The equation above shows that by doubling the number of points “n,” the users can reduce the error by a quarter, which means that the error value has an inverse relation with the number of segments. The more the segments, the less is the approximate error of the integral.

### Multiple Application Trapezoidal Rule in C++

While programming the trapezoidal Rule in any language, the users must take care of the data types because even if the inputs are integers, the results can still be in the decimals. Therefore, while writing the function Trapm(), it is better to define the return type as double.

The C++ implementation of the above equation is given below:

double Trapm(double h, int n, double f[]) { double sum = f[0]; for (int i = 1; i <= n-1; i++) { sum = sum + (2 * f[i]); } sum += f[n]; return (h * (sum / 2)); }

The function Trapm() takes the width “h,” the number of points “n,” and the function points “f []” as its input. The users can find the trapezoid’s width using h = [ ( b – a ) / n ] or write the program to calculate it. As the zeroth index store the function’s value at point x0’s, the user stores it in a variable named “sum.” Additionally, the “for loop” multiplies the function’s values at the points between x0 and xn by two, calculates their sum, and adds the sum with f(x0). After coming out of the loop, the function adds the f (n) in the previously calculated sum to calculate the average height. Lastly, it multiplies the width “h” with the final sum to calculate the approximate interval and returns its value to the main.

#### Main

The program’s main function has an array of a double data type, which contains the function’s values at n points. The double variable “h” stores the already calculated trapezoid’s width. Moreover, the integer n has the number of the “x” points stored in the function array. As the array’s index starts from zero, the user counts the points starting from zero. Finally, he calls the above function Trapm() and passes these values as its arguments; and prints the returned value on the screen.

Note: the users can use the system (“pause”) in the windows machine to pause the program to show the program’s output to the users.

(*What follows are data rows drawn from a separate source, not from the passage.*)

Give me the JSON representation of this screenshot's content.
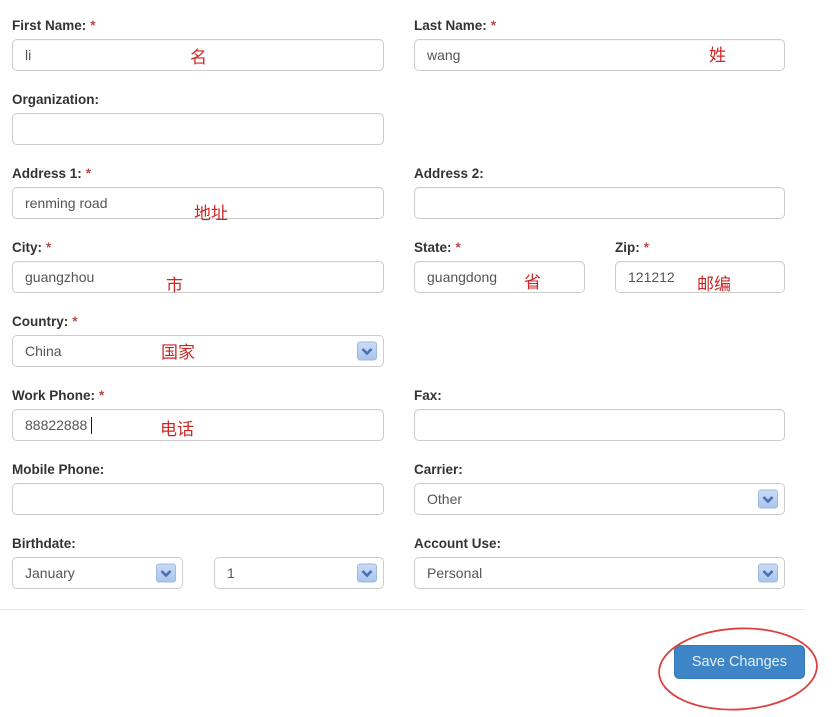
{
  "form": {
    "first_name": {
      "label": "First Name:",
      "required_mark": "*",
      "value": "li",
      "annotation": "名"
    },
    "last_name": {
      "label": "Last Name:",
      "required_mark": "*",
      "value": "wang",
      "annotation": "姓"
    },
    "organization": {
      "label": "Organization:",
      "value": ""
    },
    "address1": {
      "label": "Address 1:",
      "required_mark": "*",
      "value": "renming road",
      "annotation": "地址"
    },
    "address2": {
      "label": "Address 2:",
      "value": ""
    },
    "city": {
      "label": "City:",
      "required_mark": "*",
      "value": "guangzhou",
      "annotation": "市"
    },
    "state": {
      "label": "State:",
      "required_mark": "*",
      "value": "guangdong",
      "annotation": "省"
    },
    "zip": {
      "label": "Zip:",
      "required_mark": "*",
      "value": "121212",
      "annotation": "邮编"
    },
    "country": {
      "label": "Country:",
      "required_mark": "*",
      "selected": "China",
      "annotation": "国家"
    },
    "work_phone": {
      "label": "Work Phone:",
      "required_mark": "*",
      "value": "88822888",
      "annotation": "电话"
    },
    "fax": {
      "label": "Fax:",
      "value": ""
    },
    "mobile_phone": {
      "label": "Mobile Phone:",
      "value": ""
    },
    "carrier": {
      "label": "Carrier:",
      "selected": "Other"
    },
    "birthdate": {
      "label": "Birthdate:",
      "month_selected": "January",
      "day_selected": "1"
    },
    "account_use": {
      "label": "Account Use:",
      "selected": "Personal"
    }
  },
  "actions": {
    "save_label": "Save Changes"
  },
  "colors": {
    "annotation_red": "#cc2626",
    "required_red": "#b34a4a",
    "button_blue": "#3d85c6",
    "circle_red": "#dd4040",
    "input_border": "#cccccc",
    "label_text": "#333333",
    "input_text": "#555555"
  }
}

int main() { //--------Multiple appliation trapezoidal rule-------// double f[] = {0.2, 2.456, 0.232}; double h = 0.4; int n1 = 2; cout << Trapm(h, n1, f); //...............................// system(“pause”); return 0; }